I was on a two week guided tour of Japan two years ago. The trip of a lifetime. I have to go back one day. The Japanese have an incredible estethic eye. You can just point your camera and click and you get amazing pictures.
Like this gold palace on a quiet fall morning, with a perfect mirror image.
Among the many things that fascinated me, was the appreciation people had for the crafts.
We were so lucky to be able to participate in a 150 year old tea ceremony, as the only foreigners. We were told how to behave, and the ritual for receiving the cup and how to drink the tea. Yes, there were rules for all of it:) The last part of the ceremony was to sit and appreciate our cups; all different, all handmade and some of them very old. Looking around, even not understanding the language, you could see the ladies in their finery showing each other the cups and just enjoying the craftmanship.
Our guide told us that this was a part of their culture - and she put it down into three simple words: enjoying the moment. They are always so busy, but they manage to stop, even if it is just for a short minute, and just enjoy a beautiful sight. Like just stopping and looking at the rain. Or sitting down and enjoying the first snow. Just for a brief minute. Then you are off to do your job.

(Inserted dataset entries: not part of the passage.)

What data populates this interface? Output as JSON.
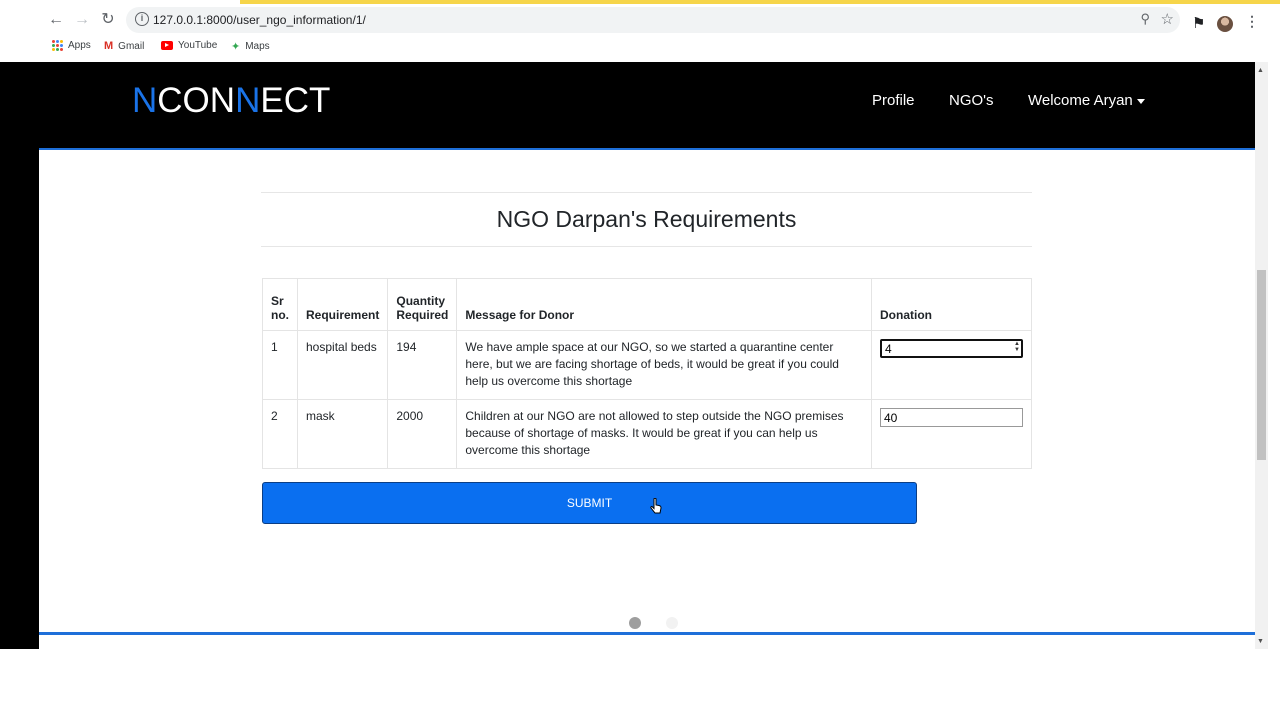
{
  "browser": {
    "url": "127.0.0.1:8000/user_ngo_information/1/",
    "bookmarks": [
      "Apps",
      "Gmail",
      "YouTube",
      "Maps"
    ]
  },
  "navbar": {
    "brand_n1": "N",
    "brand_con": "CON",
    "brand_n2": "N",
    "brand_ect": "ECT",
    "links": [
      "Profile",
      "NGO's",
      "Welcome Aryan"
    ]
  },
  "page": {
    "title": "NGO Darpan's Requirements",
    "table": {
      "headers": [
        "Sr no.",
        "Requirement",
        "Quantity Required",
        "Message for Donor",
        "Donation"
      ],
      "rows": [
        {
          "sr": "1",
          "requirement": "hospital beds",
          "quantity": "194",
          "message": "We have ample space at our NGO, so we started a quarantine center here, but we are facing shortage of beds, it would be great if you could help us overcome this shortage",
          "donation": "4"
        },
        {
          "sr": "2",
          "requirement": "mask",
          "quantity": "2000",
          "message": "Children at our NGO are not allowed to step outside the NGO premises because of shortage of masks. It would be great if you can help us overcome this shortage",
          "donation": "40"
        }
      ]
    },
    "submit_label": "SUBMIT"
  },
  "colors": {
    "accent_blue": "#1a73e8",
    "button_blue": "#0a6ff0",
    "navbar_bg": "#000000"
  }
}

I started thinking about our busy lives, and how we never do that. So returning back to Norway, into heavy rain..... I stopped for a minute and just looked. I hate rain, as it always is cold and makes everything grey, but for the first time in my life I saw that there were beauty in rain, too. And in the first snow - though I hate that, too:) Though I lapse constantly, now and then it is so enriching to really look and see - like the marina I drive past every morning. How the moon, in the winter, and the sun in the summer, puts different colour on the sea.
And I really adhered to the momentary enjoyment when we visited a craft center and was shown the latest fall fashion in kimonos! I could stare at them for hours.

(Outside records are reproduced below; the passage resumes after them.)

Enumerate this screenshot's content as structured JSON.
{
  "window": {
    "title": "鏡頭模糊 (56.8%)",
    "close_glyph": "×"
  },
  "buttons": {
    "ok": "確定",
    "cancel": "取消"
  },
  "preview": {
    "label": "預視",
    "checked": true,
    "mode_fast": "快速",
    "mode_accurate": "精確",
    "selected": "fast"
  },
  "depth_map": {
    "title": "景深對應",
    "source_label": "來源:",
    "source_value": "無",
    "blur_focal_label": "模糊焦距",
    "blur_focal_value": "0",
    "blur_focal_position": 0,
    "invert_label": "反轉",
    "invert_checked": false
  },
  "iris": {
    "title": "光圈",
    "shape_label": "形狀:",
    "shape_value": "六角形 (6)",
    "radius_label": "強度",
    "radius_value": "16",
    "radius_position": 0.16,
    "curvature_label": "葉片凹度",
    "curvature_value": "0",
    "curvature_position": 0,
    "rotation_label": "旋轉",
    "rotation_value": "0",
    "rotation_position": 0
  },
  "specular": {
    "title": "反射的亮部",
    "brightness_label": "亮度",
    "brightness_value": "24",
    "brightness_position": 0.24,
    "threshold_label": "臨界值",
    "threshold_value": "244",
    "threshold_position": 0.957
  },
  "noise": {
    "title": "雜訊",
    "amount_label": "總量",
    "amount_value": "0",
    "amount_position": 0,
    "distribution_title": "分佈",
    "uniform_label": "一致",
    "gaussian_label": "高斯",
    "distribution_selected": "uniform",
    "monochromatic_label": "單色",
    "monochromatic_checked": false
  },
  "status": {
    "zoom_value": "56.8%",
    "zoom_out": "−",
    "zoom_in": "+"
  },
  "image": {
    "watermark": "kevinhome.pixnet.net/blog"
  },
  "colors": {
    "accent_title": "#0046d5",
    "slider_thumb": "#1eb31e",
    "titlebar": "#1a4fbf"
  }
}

Visiting a temple a few days later, we came in the middle of a ceremony for seven year old girls (I think they were seven) as they were presented in the temple. All in these perfect little copies of kimonos. I thought this mother and daughter were just beautiful together.

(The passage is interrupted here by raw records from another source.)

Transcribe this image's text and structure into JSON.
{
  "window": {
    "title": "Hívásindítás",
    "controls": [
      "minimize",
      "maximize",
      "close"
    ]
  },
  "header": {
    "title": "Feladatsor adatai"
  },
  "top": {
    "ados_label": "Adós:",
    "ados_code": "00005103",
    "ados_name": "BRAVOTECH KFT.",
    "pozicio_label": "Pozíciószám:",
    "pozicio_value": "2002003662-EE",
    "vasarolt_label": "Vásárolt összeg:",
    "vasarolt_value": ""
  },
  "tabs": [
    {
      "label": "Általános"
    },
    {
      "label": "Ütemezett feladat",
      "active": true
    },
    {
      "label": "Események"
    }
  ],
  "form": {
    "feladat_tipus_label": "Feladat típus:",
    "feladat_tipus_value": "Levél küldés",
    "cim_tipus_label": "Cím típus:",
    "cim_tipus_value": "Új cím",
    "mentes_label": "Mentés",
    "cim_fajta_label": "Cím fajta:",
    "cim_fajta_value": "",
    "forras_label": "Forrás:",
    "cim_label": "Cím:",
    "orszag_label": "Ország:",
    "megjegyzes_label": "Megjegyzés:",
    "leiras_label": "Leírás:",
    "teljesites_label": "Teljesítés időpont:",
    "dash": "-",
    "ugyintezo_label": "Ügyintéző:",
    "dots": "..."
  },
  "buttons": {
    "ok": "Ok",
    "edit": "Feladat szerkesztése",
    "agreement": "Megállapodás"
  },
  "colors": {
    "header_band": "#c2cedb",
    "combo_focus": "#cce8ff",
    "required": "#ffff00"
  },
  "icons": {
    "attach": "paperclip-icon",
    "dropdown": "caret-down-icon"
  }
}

I found this book: Quilting with Japanese fabrics, by Kitty Pippin when I returned home. This quilts has been haunting me ever since. One of these days I will make my own version of it to commemorate my trip to Japan.